Whipple Procedure (Pancreaticoduodenectomy)

The Whipple procedure is typically performed on patients with tumors in the head of the pancreas.  In this operation, the surgeon removes the tumor with the head of the pancreas and the first portion of the small intestine, called the duodenum.  The gallbladder is also removed during the surgery.  In a classical Whipple, the lower third of the stomach is also removed.  A more recent modification of the Whipple procedure (the pylorus preserving Whipple) preserves the entire stomach.  Once the tumor is removed with the surrounding structures, the remnant of the pancreas (the neck, body, and tail of the gland), the bile duct and the stomach are sewn into the remaining small intestine.

A Whipple procedure typically requires between 4 and 6 hours to complete.  When patients wake up from the surgery, they will have two temporary tubes coming out of the abdomen.  One is a surgical drain that is placed next to all of the new connections.  About 5% of patients will leak from one of the new connections.  If this occurs, it almost never requires returning to the operating room.  However, all of the leaking fluid does need to be aspirated.  Patients get sick with infection if the fluid is allowed to pool in the abdomen.  The leaking fluid is typically captured by the drain which can be removed in the office about a month after the surgery once the leak has sealed.

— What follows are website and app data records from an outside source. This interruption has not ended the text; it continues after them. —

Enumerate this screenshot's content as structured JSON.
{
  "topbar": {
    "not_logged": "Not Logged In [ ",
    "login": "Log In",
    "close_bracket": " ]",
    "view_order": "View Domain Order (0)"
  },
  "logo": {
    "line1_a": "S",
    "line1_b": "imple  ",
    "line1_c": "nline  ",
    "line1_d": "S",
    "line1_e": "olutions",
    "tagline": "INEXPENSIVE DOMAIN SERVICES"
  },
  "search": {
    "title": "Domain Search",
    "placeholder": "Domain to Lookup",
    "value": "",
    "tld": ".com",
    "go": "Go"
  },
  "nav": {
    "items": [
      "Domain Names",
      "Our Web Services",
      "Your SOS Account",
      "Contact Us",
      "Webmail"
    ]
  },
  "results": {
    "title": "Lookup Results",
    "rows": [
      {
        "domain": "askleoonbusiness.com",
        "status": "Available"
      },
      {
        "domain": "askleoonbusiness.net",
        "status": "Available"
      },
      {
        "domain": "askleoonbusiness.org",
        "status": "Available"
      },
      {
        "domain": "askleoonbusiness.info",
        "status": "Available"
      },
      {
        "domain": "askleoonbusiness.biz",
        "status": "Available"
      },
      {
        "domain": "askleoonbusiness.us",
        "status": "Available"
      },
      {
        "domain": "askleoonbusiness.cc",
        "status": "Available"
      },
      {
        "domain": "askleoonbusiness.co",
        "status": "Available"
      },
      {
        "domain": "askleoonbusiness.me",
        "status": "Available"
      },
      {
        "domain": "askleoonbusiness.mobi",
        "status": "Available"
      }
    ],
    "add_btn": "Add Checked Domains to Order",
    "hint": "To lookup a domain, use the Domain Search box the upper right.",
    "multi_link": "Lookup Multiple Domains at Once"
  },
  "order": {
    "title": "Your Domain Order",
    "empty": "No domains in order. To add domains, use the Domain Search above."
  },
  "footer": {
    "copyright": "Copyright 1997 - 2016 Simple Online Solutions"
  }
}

The second tube coming out of the abdomen comes directly out of the stomach and is called a gastrostomy tube.  The stomach tends to be lazy after a Whipple procedure;  it often does not empty well in the early postoperative period.  Most patients are eating solid food by about a week after surgery.  However, up to 15% of patients will have delayed return of their stomach function.  The stomach needs to be well drained until it is functioning.  The gastrostomy tube is the most comfortable and safest way to achieve this.  Most patients return home with the gastrostomy tube taped to their sides.  After two weeks, the surgeon can safely remove the tube in the office with minor if any discomfort.

Risks of Surgery

This operation also carries a 2% risk of bleeding that would require a return to the operating room and about a 5% risk of infection (wound infection, urinary tract infection, abdominal abscess).  These infectious complications are aggressively managed until they resolve.  There is also a risk of blood clots developing in the leg veins.  Both cancer and surgery increase this risk.  For this reason patients are kept on low dose blood thinners for their entire hospital stay.

Changes in Diabetic Status

The pancreas has two functions.  One is to make insulin to control the blood sugar.  The Whipple procedure removes part of the pancreas and thus, some of the insulin producing cells (beta islet cells).  Patients with normal preoperative blood sugar who undergo this operation have about a 10% chance of developing diabetes which would require insulin injections to manage.  Patients who have diet controlled diabetes before the surgery have a higher chance of needing insulin after the operation, and almost all patients who are taking an oral hypoglycemic agent preoperatively will require insulin to control their blood sugar after the operation.

Hospital Stay and Recovery

Patients can expect to stay in the hospital for 7 to 10 days after the surgery.  What keeps patients in the hospital the longest is waiting for their stomach function to return.  Once home, the full recovery is expected to take about two months.